Summertime can be a difficult balance for families between relaxation and activities. Most kids are resistant to doing work in favor of having fun, but boredom can quickly set in. And most parents want their kids to be somewhat productive in the summer, yet still enjoy the freedom of a long break.
One way to avoid these conflict pileups is to actually make some piles. Summer is an excellent time for family members to clean out some possessions that have lost their use or value and pile them up for re-purpose or donations. This is an opportunity to encourage a sense of community, volunteerism, and environmental awareness for everyone involved.
Beginning any project can be difficult, so it’s important to set goals and a timeline. Parents and kids can research community organizations, and which donated items they are seeking. For example, some police departments accept donations of gently used stuffed animals to give to children in high-stress situations. Other rescue groups may encourage donations of household goods or clothing.
Families can choose one or more “categories” of belongings to donate as a means and goal of community support, gather items to give, and then set a donation day to deliver and celebrate.

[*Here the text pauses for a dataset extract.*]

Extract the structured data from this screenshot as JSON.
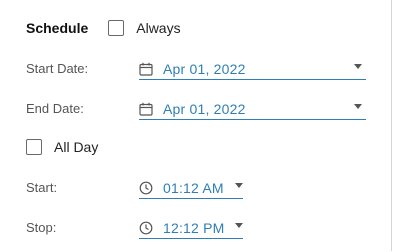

This can be the start of a summer tradition of contribution and awareness of how much “stuff” people acquire that isn’t highly valued or used.
Getting rid of possessions may be challenging for people of all ages. Little ones may not understand the idea of donating to those less fortunate. Adolescents may be reluctant to give away their things, especially if they feel attached to them. Even adults can be overwhelmed with sentimentality or the idea that they “might need it later.”
This type of summer clean-out is a learning process for everyone. It’s important to start small and keep in mind the ripple effect of contribution. One way to make the tough decision of what to donate easier is to assign a “value” system. For each category of items, family members can assign a numerical value that reflects importance, necessity, or sentimentality. If the number value of an item is high, then it stays. If the number value of an item is low, then it goes.
For example, if a family wishes to clear out some board games for donation, they can take each game and value it with a number. If a game is played often and brings back fond memories, the number value would be high, and the game would stay. However, if a game has been outgrown and is rarely played with, the number value would be low, and the game could be passed on to another family rather than just taking up space in the home environment.
Hopefully, most family members will feel internal reward for giving to others and creating more breathing space in the home. However, like the value system for donations, it’s also important to have a tangible reward that everyone can remember and enjoy. This reward could be going out for pizza or ice cream on donation day, or even creating a small scrapbook page to mark the clean-out tradition. Family members could write their thoughts in a shared notebook about the experience of working together, helping the community, and reducing unneeded or unwanted possessions.
Recording and commemorating the summer clean-out will create memories that may last longer than most possessions, and hopefully inspire future community contributions and volunteerism.